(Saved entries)
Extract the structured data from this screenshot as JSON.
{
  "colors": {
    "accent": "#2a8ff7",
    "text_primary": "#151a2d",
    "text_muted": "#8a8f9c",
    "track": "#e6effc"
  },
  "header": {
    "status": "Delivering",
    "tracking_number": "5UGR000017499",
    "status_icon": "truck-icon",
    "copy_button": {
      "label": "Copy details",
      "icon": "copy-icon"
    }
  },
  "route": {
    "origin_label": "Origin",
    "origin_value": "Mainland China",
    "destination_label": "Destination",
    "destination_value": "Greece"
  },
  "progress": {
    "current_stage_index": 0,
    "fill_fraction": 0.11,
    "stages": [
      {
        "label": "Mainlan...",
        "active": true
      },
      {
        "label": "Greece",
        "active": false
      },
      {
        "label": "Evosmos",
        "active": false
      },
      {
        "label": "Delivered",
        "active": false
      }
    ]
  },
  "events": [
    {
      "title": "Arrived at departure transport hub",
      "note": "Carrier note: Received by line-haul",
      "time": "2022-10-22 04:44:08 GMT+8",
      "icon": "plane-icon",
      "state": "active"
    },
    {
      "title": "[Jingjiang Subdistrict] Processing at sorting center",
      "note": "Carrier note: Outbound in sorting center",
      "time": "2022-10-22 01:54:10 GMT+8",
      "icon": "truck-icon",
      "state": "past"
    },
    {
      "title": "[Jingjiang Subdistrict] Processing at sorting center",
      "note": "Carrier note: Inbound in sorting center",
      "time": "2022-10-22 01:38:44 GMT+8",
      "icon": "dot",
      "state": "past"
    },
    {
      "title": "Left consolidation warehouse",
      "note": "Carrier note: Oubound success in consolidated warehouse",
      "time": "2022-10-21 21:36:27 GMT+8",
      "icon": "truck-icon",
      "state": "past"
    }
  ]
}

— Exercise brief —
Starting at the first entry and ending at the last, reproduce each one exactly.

— Solution to this exercise —
Extract the structured data from this screenshot as JSON.
{
  "colors": {
    "accent": "#2a8ff7",
    "text_primary": "#151a2d",
    "text_muted": "#8a8f9c",
    "track": "#e6effc"
  },
  "header": {
    "status": "Delivering",
    "tracking_number": "5UGR000017499",
    "status_icon": "truck-icon",
    "copy_button": {
      "label": "Copy details",
      "icon": "copy-icon"
    }
  },
  "route": {
    "origin_label": "Origin",
    "origin_value": "Mainland China",
    "destination_label": "Destination",
    "destination_value": "Greece"
  },
  "progress": {
    "current_stage_index": 0,
    "fill_fraction": 0.11,
    "stages": [
      {
        "label": "Mainlan...",
        "active": true
      },
      {
        "label": "Greece",
        "active": false
      },
      {
        "label": "Evosmos",
        "active": false
      },
      {
        "label": "Delivered",
        "active": false
      }
    ]
  },
  "events": [
    {
      "title": "Arrived at departure transport hub",
      "note": "Carrier note: Received by line-haul",
      "time": "2022-10-22 04:44:08 GMT+8",
      "icon": "plane-icon",
      "state": "active"
    },
    {
      "title": "[Jingjiang Subdistrict] Processing at sorting center",
      "note": "Carrier note: Outbound in sorting center",
      "time": "2022-10-22 01:54:10 GMT+8",
      "icon": "truck-icon",
      "state": "past"
    },
    {
      "title": "[Jingjiang Subdistrict] Processing at sorting center",
      "note": "Carrier note: Inbound in sorting center",
      "time": "2022-10-22 01:38:44 GMT+8",
      "icon": "dot",
      "state": "past"
    },
    {
      "title": "Left consolidation warehouse",
      "note": "Carrier note: Oubound success in consolidated warehouse",
      "time": "2022-10-21 21:36:27 GMT+8",
      "icon": "truck-icon",
      "state": "past"
    }
  ]
}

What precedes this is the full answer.